Only a number is wanted: how many lines of the entries include the string "délimite"?

Website and app data records:
★ ★ ★

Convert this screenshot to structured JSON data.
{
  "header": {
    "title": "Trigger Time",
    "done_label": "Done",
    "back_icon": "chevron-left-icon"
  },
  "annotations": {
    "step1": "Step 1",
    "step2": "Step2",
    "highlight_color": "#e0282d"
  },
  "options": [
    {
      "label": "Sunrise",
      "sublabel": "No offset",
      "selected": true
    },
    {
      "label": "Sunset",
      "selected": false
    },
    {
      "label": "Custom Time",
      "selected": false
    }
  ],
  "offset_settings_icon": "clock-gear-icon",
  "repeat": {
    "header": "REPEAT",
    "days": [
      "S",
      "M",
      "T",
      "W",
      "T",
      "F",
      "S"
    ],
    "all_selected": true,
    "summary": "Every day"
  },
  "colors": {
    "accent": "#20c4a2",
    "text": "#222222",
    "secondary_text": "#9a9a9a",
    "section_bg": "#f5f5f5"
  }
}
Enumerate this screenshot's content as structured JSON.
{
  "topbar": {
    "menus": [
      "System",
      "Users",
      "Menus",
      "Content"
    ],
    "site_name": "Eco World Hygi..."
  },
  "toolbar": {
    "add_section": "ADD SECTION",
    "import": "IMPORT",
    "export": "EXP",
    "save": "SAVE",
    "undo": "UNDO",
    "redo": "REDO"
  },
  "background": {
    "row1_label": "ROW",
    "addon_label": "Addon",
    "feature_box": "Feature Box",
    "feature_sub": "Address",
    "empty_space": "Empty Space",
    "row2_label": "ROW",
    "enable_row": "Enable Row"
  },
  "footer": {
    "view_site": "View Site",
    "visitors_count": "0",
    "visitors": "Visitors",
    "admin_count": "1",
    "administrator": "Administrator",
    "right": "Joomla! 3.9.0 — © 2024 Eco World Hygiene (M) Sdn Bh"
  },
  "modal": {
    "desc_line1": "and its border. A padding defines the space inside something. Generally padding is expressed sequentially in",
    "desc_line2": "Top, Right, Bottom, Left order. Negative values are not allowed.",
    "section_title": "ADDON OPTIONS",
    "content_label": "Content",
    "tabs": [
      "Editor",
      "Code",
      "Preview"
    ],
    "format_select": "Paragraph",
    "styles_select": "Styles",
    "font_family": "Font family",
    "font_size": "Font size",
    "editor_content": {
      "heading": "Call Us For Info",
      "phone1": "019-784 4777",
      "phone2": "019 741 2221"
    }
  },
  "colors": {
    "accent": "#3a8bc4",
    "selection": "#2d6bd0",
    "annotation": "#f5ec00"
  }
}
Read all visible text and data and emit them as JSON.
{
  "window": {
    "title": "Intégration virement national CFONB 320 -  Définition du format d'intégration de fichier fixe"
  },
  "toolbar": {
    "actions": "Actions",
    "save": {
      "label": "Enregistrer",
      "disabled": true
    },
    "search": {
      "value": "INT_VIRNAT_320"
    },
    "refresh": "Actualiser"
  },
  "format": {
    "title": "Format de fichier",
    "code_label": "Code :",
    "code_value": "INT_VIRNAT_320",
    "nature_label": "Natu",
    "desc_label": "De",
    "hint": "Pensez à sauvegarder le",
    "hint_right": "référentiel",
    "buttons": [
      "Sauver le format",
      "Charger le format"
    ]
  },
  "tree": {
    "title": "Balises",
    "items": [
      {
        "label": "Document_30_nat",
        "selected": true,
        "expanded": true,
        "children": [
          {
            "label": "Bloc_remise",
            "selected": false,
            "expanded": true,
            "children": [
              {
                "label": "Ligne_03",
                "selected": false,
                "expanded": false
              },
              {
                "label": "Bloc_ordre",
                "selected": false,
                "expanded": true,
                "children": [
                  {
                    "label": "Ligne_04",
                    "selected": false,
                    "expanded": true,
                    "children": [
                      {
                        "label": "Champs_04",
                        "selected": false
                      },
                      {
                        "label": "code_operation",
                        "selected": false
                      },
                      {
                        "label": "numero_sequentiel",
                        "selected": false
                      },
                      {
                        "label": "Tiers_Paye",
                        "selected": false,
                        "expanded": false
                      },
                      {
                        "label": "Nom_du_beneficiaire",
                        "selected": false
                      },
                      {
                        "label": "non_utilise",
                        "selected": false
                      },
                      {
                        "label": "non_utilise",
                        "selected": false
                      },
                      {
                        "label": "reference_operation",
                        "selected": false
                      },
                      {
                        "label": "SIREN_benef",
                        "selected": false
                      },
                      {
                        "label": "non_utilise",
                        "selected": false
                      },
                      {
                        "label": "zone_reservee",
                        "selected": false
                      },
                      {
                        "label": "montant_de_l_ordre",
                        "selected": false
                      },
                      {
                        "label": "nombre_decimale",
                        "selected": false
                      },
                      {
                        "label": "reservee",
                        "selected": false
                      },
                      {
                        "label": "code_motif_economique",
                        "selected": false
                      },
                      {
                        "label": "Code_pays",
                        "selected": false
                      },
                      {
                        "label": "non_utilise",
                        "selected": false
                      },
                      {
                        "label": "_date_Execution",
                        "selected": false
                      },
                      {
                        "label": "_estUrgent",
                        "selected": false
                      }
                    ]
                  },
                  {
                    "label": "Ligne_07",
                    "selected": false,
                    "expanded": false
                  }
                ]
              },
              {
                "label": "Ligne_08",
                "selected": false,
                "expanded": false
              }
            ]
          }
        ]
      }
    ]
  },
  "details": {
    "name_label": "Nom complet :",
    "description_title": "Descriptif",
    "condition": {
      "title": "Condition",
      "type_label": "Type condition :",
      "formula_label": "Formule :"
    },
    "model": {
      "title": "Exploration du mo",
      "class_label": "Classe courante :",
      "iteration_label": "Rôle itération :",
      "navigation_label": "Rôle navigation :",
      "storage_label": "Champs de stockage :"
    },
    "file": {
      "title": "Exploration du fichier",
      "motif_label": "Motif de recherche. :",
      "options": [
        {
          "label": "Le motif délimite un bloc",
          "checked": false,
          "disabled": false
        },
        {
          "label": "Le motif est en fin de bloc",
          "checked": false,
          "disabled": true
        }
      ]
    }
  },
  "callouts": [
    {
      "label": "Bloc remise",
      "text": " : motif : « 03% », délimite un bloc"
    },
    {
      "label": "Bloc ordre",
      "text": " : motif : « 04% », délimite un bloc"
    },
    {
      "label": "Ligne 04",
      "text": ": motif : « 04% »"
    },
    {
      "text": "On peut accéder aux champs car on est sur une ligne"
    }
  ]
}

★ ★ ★

▶ **Result of the task**:
3